Exercise input:

....

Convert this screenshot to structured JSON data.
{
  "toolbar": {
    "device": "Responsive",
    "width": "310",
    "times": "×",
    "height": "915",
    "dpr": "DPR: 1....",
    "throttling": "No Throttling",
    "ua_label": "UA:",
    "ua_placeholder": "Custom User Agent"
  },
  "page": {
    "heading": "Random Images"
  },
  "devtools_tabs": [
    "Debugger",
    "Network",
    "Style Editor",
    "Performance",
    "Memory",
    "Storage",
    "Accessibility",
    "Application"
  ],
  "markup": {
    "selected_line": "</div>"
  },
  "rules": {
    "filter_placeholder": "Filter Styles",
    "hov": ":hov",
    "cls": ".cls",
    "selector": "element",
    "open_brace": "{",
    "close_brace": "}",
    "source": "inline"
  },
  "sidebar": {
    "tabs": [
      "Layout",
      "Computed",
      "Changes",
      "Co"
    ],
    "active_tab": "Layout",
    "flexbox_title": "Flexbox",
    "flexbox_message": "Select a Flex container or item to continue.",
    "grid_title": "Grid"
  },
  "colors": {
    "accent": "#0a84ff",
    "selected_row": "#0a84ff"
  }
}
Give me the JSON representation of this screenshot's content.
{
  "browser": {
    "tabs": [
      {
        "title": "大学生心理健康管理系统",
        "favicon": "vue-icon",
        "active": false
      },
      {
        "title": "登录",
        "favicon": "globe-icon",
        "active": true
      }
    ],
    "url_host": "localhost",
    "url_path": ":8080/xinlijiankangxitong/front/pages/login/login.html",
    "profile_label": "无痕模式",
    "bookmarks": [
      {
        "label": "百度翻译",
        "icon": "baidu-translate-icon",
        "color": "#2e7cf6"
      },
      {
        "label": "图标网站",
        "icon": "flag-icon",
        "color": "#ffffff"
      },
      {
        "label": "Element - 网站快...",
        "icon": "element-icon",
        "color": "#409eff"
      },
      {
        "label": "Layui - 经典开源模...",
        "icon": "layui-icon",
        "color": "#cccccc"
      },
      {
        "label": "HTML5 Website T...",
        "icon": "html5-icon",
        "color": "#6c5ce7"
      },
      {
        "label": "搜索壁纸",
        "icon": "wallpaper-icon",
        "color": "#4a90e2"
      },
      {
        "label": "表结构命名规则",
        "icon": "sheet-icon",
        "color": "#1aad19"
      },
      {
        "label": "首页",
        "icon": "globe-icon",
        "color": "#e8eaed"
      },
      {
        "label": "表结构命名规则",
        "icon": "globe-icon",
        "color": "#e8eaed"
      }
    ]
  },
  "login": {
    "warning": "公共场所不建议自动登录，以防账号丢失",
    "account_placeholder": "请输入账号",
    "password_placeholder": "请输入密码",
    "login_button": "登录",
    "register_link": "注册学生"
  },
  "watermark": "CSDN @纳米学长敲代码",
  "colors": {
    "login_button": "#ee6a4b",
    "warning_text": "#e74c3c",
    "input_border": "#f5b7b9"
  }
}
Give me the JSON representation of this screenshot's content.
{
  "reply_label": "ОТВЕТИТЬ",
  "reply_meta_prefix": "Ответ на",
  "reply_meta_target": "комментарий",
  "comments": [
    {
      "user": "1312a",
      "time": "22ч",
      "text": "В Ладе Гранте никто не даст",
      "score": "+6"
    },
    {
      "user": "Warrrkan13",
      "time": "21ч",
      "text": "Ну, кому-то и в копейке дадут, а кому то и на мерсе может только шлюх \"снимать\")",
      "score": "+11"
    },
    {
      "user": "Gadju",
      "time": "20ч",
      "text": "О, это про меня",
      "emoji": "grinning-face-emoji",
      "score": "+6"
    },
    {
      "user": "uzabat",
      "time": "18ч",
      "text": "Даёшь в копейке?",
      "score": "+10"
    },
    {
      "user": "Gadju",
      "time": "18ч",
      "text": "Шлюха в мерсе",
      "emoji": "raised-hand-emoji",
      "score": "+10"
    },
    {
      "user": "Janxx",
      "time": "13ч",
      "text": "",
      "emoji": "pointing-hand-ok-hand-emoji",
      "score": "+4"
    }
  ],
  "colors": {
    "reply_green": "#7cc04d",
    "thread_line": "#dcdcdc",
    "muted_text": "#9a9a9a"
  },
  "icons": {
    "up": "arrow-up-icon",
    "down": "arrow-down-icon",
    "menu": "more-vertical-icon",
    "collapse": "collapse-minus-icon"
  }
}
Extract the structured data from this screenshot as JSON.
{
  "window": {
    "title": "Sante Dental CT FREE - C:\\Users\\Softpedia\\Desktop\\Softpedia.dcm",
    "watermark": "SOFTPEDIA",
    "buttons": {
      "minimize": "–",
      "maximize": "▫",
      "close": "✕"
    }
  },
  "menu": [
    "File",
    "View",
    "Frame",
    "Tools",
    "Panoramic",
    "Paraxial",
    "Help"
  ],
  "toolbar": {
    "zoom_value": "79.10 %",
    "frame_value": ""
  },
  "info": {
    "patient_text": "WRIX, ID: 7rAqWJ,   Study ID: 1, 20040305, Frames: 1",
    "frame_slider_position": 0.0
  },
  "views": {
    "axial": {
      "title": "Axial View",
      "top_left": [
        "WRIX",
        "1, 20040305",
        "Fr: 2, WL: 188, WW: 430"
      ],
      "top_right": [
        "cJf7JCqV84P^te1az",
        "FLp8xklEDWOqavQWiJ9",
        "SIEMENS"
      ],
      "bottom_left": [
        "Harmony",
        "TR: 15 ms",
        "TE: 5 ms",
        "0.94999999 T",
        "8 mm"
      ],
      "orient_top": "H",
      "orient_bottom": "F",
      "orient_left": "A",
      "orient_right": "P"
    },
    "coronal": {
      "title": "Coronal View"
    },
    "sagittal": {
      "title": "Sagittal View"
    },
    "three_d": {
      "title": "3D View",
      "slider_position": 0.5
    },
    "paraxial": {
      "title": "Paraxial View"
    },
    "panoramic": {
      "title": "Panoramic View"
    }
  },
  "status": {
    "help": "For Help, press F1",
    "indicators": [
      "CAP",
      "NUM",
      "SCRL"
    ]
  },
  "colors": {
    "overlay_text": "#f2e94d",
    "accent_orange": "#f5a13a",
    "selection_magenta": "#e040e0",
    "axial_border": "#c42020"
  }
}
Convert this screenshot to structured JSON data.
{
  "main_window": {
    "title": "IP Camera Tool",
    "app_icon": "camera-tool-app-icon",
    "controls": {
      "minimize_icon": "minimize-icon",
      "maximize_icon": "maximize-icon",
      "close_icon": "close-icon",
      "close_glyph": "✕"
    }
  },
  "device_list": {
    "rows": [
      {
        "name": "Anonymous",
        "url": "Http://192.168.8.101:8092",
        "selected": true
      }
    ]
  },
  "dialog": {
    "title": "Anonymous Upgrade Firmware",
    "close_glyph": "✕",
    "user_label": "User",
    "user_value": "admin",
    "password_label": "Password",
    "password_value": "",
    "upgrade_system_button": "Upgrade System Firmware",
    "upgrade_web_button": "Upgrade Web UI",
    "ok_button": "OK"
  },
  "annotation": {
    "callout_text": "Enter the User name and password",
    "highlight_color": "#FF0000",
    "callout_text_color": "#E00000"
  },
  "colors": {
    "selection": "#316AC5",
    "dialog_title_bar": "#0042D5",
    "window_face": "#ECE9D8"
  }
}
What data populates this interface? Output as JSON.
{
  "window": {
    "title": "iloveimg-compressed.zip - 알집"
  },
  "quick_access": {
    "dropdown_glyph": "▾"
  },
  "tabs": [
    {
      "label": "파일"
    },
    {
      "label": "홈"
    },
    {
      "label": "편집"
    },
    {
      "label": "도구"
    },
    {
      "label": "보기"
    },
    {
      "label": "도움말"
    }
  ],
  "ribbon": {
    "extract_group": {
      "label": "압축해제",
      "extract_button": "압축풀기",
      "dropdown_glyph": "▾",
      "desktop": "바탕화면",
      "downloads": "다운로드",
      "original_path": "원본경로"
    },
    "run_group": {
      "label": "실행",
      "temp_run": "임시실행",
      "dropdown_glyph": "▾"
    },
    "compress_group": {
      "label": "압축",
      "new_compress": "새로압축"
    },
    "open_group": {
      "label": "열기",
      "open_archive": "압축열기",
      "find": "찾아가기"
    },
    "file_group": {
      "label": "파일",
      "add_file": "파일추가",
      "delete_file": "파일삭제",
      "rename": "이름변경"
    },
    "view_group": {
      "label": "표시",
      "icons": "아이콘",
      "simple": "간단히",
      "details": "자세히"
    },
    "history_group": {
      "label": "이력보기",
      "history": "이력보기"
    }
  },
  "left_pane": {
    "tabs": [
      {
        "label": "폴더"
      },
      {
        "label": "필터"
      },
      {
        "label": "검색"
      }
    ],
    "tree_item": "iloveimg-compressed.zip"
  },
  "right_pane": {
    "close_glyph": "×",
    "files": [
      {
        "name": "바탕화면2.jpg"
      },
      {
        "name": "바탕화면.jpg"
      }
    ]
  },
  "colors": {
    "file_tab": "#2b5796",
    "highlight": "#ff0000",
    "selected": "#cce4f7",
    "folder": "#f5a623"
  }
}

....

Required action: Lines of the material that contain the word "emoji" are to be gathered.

Written solution:
      "emoji": "grinning-face-emoji",
      "emoji": "raised-hand-emoji",
      "emoji": "pointing-hand-ok-hand-emoji",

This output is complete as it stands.